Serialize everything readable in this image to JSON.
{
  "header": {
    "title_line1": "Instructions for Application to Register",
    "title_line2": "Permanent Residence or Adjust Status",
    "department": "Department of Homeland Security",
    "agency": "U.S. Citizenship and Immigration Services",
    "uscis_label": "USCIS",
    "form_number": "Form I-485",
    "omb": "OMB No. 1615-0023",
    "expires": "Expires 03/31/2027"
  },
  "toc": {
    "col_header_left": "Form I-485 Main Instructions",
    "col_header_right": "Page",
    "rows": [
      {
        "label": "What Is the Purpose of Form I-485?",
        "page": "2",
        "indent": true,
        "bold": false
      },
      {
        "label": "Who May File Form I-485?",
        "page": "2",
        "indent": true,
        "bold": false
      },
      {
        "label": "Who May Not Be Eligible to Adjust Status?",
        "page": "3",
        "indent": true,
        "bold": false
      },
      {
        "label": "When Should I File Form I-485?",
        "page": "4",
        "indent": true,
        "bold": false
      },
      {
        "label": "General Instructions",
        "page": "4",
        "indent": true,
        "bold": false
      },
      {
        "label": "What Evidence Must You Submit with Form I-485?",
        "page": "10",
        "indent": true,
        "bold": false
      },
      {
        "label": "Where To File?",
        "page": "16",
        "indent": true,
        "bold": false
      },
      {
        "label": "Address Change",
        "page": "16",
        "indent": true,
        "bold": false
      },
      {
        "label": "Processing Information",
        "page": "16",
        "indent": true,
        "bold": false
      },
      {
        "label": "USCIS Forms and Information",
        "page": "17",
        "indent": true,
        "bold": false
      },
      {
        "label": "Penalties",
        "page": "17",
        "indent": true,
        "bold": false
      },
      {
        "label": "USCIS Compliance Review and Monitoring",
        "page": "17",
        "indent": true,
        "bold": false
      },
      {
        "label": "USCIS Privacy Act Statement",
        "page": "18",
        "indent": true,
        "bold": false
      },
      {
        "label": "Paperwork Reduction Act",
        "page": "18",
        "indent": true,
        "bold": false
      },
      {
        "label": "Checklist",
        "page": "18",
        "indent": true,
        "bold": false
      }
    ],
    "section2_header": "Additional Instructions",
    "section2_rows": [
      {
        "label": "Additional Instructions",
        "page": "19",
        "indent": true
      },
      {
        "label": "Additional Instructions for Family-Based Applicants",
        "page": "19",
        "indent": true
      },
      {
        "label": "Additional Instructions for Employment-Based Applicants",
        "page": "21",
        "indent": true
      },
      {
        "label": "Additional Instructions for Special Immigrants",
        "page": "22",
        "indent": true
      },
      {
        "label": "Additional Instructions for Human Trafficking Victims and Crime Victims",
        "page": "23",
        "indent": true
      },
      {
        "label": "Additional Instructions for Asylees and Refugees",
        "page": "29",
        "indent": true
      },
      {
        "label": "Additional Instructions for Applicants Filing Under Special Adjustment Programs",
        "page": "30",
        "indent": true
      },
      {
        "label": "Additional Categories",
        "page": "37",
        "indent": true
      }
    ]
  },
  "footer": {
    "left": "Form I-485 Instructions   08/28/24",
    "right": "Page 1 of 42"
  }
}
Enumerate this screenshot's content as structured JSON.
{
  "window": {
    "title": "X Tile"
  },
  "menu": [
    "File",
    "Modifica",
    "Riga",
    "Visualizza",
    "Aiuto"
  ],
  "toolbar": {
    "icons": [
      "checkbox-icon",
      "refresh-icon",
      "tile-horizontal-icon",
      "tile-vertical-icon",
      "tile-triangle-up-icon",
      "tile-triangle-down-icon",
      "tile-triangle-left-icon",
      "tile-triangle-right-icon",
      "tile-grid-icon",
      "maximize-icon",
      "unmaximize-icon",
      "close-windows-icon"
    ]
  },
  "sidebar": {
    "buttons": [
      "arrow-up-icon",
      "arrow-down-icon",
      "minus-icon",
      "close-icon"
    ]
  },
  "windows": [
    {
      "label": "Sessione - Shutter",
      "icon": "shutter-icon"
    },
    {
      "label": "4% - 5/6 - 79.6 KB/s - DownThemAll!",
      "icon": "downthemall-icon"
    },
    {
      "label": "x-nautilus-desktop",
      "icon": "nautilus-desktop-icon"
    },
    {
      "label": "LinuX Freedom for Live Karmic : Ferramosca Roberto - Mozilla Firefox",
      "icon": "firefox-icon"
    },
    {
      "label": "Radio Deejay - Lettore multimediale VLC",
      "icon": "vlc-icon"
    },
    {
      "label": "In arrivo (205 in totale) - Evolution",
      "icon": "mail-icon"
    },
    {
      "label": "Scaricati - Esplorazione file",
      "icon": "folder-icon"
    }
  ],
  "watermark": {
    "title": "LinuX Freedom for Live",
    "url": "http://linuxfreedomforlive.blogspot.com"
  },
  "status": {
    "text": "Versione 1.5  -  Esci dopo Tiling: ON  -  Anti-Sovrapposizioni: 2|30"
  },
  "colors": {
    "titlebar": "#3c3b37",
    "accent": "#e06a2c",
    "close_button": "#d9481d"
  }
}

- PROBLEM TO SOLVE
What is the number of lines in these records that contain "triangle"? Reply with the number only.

- ANSWER
4